For a completely new service there’s nothing. You need to download the IDE, set it up, configure your application from scratch, deploy it somewhere (locally or all the way to production), and make it work.
You can check out my post on some of the tools we’ll use just to get a general idea of the different stuff you might need to install at different stages of your project. One thing to notice, all of the tools I’m going to use in this series of posts are free, open source tools, or those that are free for use by small startups which are just getting started. You might need to pay for it at some point when your project grows, but not right now.
You’ll need to do the basic stuff of getting an OS (virtual or real, preferably Unix based, I use Mac OSX, but Ubunto is a good choice for development as well), installing JAVA, a basic text editor, and some kind of image editing software (you can get adobe photoshop for a free one month trial, more than you’ll ever need for starting out). I use Chrome for all my browsing, if you’re on Windows you might still be using IE, but as it is no longer the most popular browser, I suggest switching to Chrome for the initial testing stages of your work.
So once you have all those setup, you’ll need an IDE. You can checkout my short post on choosing an IDE, I personally believe that for a startup Eclipse is more than enough. I use “Eclipse Java EE IDE for Web Developers.”, you should get some plugins installed, at least EGit (git support) and m2e (maven support).
Next step is to get source control software, I use GIT and the Basic Service project is hosted in a GIT repository on Google code, but Subversion is a decent choice as well. After that, install Maven, you’ll use it extensively. Last thing you will need to go through this tutorial is SSH, this will be used for deploying your work to production (cloudbees uses SSH for its repository communication). Note that I’m using Cloudbees as the git repository, it’s also possible to use GitHub and run from there but we won’t cover that right now.
So now you can checkout stuff, and open it in your IDE, that’s cool. You might be tempted to install an application server like Tomcat, and that’s ok, but it’s not really needed. Jetty is a very good application server which you can use directly from your IDE and it will automatically update your project as the source changes, and you can run it using project configuration only (maven FTW). We’ll get to that later, for now, let’s leave Tomcat out of the equation.
At this point, the best thing for you to do, is watch a video! Not just any video, you should watch this one. This is one of the most useful tutorials I’ve ever watched, it will take you from (almost) zero (where you are at right now or at least where I was when I started) to 100 (a fully operational, continuously deployed project) in 30 minutes (actually 26).

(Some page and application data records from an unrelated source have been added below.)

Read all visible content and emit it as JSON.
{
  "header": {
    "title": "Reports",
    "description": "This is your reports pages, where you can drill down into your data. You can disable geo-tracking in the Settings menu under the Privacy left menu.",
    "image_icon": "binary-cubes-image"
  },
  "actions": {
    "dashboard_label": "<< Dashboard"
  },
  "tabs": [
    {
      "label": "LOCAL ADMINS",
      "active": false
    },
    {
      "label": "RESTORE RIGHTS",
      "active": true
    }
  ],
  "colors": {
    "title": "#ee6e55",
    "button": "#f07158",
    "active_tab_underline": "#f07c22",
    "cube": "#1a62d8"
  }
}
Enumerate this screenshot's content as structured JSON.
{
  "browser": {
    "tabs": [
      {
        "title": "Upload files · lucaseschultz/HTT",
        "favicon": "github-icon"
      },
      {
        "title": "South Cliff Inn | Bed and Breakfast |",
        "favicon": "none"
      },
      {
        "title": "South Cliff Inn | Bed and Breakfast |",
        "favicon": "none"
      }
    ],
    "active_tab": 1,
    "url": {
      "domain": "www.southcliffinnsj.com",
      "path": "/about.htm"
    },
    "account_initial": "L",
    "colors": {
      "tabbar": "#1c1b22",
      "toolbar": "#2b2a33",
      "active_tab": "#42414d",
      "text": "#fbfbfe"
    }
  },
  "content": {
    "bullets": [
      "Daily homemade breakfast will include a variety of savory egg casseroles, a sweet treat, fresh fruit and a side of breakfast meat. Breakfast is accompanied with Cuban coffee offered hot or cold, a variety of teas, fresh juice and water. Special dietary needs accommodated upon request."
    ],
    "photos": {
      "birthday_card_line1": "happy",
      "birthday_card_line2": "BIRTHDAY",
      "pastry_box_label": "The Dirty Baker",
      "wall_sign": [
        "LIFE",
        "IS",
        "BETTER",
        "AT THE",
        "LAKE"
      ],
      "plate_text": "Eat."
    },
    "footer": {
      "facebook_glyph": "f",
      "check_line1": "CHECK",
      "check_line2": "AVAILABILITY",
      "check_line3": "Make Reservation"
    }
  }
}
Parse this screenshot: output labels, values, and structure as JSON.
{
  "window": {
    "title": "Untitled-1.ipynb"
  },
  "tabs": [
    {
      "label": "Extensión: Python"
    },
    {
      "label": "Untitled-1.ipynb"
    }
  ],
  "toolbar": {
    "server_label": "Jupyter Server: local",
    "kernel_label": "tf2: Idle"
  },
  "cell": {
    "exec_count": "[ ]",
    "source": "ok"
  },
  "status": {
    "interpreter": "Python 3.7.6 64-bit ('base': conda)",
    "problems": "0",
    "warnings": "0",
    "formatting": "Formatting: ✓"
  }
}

Come back when you’re done (meaning you followed the instructions, setup everything, built and deployed it to production, and it works for you).
So now you’re a couple of steps further than you’ve been when you started reading. You already have your work environment setup, you’re compiling and deploying an app to production, you even have it saving stuff to a production repository.
Next you’ll want to setup your local environment so you can test stuff locally. You’re almost ready, just need to install MongoDB so you can point your application to your local DB instance (it will also work against the instance on Cloudbees if you prefer, but I’d rather have my local instance which I can play with and explore). So once that’s installed, try to get it running and point your app to use the local instance. When that’s done, if you’re on a laptop like me, it means you can work from your favorite spot (on the beach?) and not require an internet connection to develop stuff.
Great, we’re ready to move on. The next post will talk about getting the Basic Service project over to your development environment, and setting it up so you play around with it and learn the technology involved, or even start developing your own online service.